Records drawn from a dataset:

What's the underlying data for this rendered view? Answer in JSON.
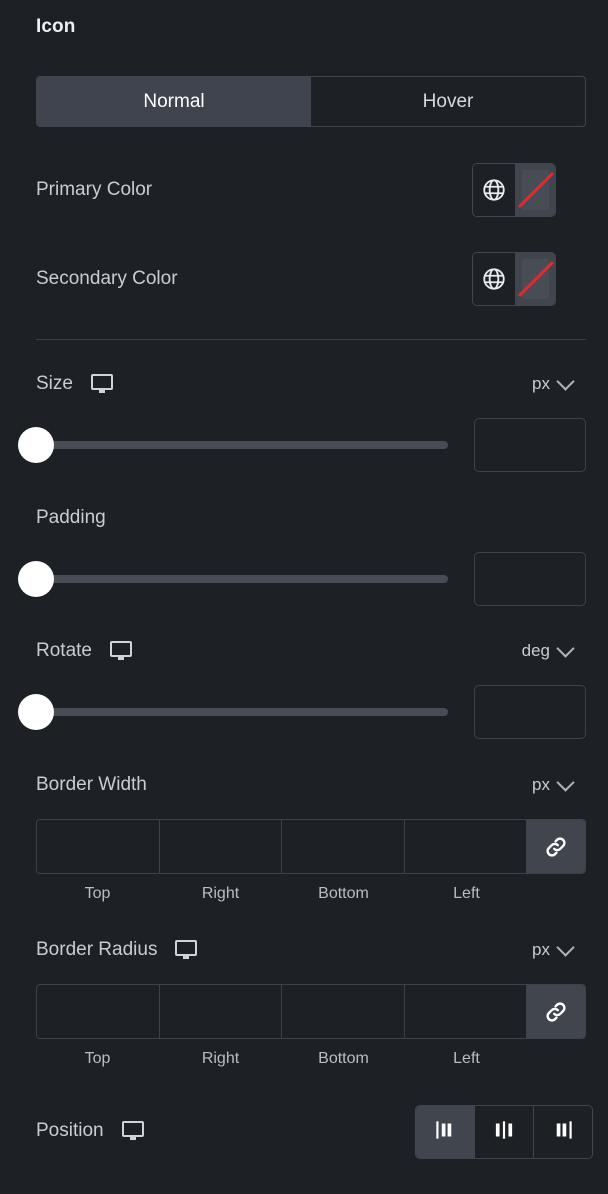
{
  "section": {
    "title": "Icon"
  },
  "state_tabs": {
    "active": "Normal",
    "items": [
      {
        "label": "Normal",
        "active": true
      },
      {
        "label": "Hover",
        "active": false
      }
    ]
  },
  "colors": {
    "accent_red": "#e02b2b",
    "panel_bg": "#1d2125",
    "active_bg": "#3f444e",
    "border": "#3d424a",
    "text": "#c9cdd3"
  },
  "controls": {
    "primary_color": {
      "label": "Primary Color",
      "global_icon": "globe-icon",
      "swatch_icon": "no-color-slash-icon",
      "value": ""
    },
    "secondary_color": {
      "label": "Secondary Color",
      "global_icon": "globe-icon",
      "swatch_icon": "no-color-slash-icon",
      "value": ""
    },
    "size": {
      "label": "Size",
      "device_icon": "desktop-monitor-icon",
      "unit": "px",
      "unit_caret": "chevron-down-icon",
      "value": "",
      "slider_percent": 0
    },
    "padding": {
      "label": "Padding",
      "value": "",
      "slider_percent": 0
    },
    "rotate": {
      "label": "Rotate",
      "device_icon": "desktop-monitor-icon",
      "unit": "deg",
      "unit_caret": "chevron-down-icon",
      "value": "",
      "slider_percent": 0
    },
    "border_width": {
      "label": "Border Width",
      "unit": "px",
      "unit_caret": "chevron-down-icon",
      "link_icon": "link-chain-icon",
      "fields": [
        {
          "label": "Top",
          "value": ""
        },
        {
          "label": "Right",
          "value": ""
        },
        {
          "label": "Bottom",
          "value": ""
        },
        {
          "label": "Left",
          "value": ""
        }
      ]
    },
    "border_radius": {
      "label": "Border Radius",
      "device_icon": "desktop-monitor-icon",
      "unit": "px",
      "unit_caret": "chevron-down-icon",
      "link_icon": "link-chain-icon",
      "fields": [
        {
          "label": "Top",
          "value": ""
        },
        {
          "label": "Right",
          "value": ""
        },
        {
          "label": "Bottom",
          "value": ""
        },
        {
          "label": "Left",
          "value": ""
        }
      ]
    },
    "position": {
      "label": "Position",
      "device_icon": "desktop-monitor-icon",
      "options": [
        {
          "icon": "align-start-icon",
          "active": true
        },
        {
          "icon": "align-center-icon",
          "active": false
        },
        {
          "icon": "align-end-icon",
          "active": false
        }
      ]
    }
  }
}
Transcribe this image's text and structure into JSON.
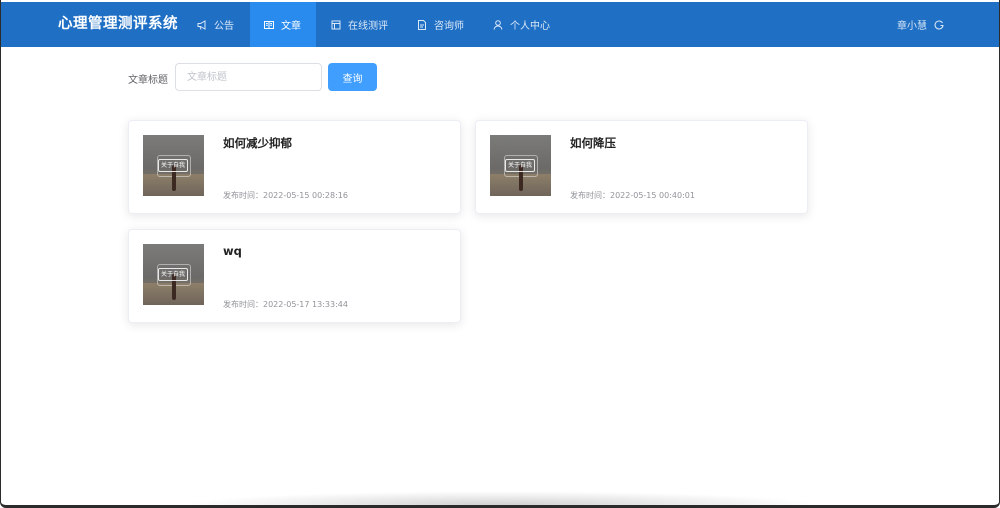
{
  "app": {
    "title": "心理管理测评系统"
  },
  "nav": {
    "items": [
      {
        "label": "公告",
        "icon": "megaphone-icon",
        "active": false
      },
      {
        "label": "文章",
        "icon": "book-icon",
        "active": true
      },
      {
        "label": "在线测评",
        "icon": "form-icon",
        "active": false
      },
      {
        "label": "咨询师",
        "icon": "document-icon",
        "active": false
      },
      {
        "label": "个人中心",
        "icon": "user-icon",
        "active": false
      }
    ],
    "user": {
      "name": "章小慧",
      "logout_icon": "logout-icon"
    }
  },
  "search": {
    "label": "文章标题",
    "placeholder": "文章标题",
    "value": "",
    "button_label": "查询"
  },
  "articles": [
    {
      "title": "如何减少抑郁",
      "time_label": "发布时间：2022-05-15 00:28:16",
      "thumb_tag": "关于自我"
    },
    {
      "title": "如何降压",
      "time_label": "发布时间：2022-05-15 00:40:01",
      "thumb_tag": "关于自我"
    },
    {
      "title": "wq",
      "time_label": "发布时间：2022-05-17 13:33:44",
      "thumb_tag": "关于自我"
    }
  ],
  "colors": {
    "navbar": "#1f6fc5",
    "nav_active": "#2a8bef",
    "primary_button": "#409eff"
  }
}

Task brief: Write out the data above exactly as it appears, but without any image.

Result:
What's the underlying data for this rendered view? Answer in JSON.
{
  "section": {
    "title": "Icon"
  },
  "state_tabs": {
    "active": "Normal",
    "items": [
      {
        "label": "Normal",
        "active": true
      },
      {
        "label": "Hover",
        "active": false
      }
    ]
  },
  "colors": {
    "accent_red": "#e02b2b",
    "panel_bg": "#1d2125",
    "active_bg": "#3f444e",
    "border": "#3d424a",
    "text": "#c9cdd3"
  },
  "controls": {
    "primary_color": {
      "label": "Primary Color",
      "global_icon": "globe-icon",
      "swatch_icon": "no-color-slash-icon",
      "value": ""
    },
    "secondary_color": {
      "label": "Secondary Color",
      "global_icon": "globe-icon",
      "swatch_icon": "no-color-slash-icon",
      "value": ""
    },
    "size": {
      "label": "Size",
      "device_icon": "desktop-monitor-icon",
      "unit": "px",
      "unit_caret": "chevron-down-icon",
      "value": "",
      "slider_percent": 0
    },
    "padding": {
      "label": "Padding",
      "value": "",
      "slider_percent": 0
    },
    "rotate": {
      "label": "Rotate",
      "device_icon": "desktop-monitor-icon",
      "unit": "deg",
      "unit_caret": "chevron-down-icon",
      "value": "",
      "slider_percent": 0
    },
    "border_width": {
      "label": "Border Width",
      "unit": "px",
      "unit_caret": "chevron-down-icon",
      "link_icon": "link-chain-icon",
      "fields": [
        {
          "label": "Top",
          "value": ""
        },
        {
          "label": "Right",
          "value": ""
        },
        {
          "label": "Bottom",
          "value": ""
        },
        {
          "label": "Left",
          "value": ""
        }
      ]
    },
    "border_radius": {
      "label": "Border Radius",
      "device_icon": "desktop-monitor-icon",
      "unit": "px",
      "unit_caret": "chevron-down-icon",
      "link_icon": "link-chain-icon",
      "fields": [
        {
          "label": "Top",
          "value": ""
        },
        {
          "label": "Right",
          "value": ""
        },
        {
          "label": "Bottom",
          "value": ""
        },
        {
          "label": "Left",
          "value": ""
        }
      ]
    },
    "position": {
      "label": "Position",
      "device_icon": "desktop-monitor-icon",
      "options": [
        {
          "icon": "align-start-icon",
          "active": true
        },
        {
          "icon": "align-center-icon",
          "active": false
        },
        {
          "icon": "align-end-icon",
          "active": false
        }
      ]
    }
  }
}
Transcribe this image's text and structure into JSON.
{
  "app": {
    "title": "心理管理测评系统"
  },
  "nav": {
    "items": [
      {
        "label": "公告",
        "icon": "megaphone-icon",
        "active": false
      },
      {
        "label": "文章",
        "icon": "book-icon",
        "active": true
      },
      {
        "label": "在线测评",
        "icon": "form-icon",
        "active": false
      },
      {
        "label": "咨询师",
        "icon": "document-icon",
        "active": false
      },
      {
        "label": "个人中心",
        "icon": "user-icon",
        "active": false
      }
    ],
    "user": {
      "name": "章小慧",
      "logout_icon": "logout-icon"
    }
  },
  "search": {
    "label": "文章标题",
    "placeholder": "文章标题",
    "value": "",
    "button_label": "查询"
  },
  "articles": [
    {
      "title": "如何减少抑郁",
      "time_label": "发布时间：2022-05-15 00:28:16",
      "thumb_tag": "关于自我"
    },
    {
      "title": "如何降压",
      "time_label": "发布时间：2022-05-15 00:40:01",
      "thumb_tag": "关于自我"
    },
    {
      "title": "wq",
      "time_label": "发布时间：2022-05-17 13:33:44",
      "thumb_tag": "关于自我"
    }
  ],
  "colors": {
    "navbar": "#1f6fc5",
    "nav_active": "#2a8bef",
    "primary_button": "#409eff"
  }
}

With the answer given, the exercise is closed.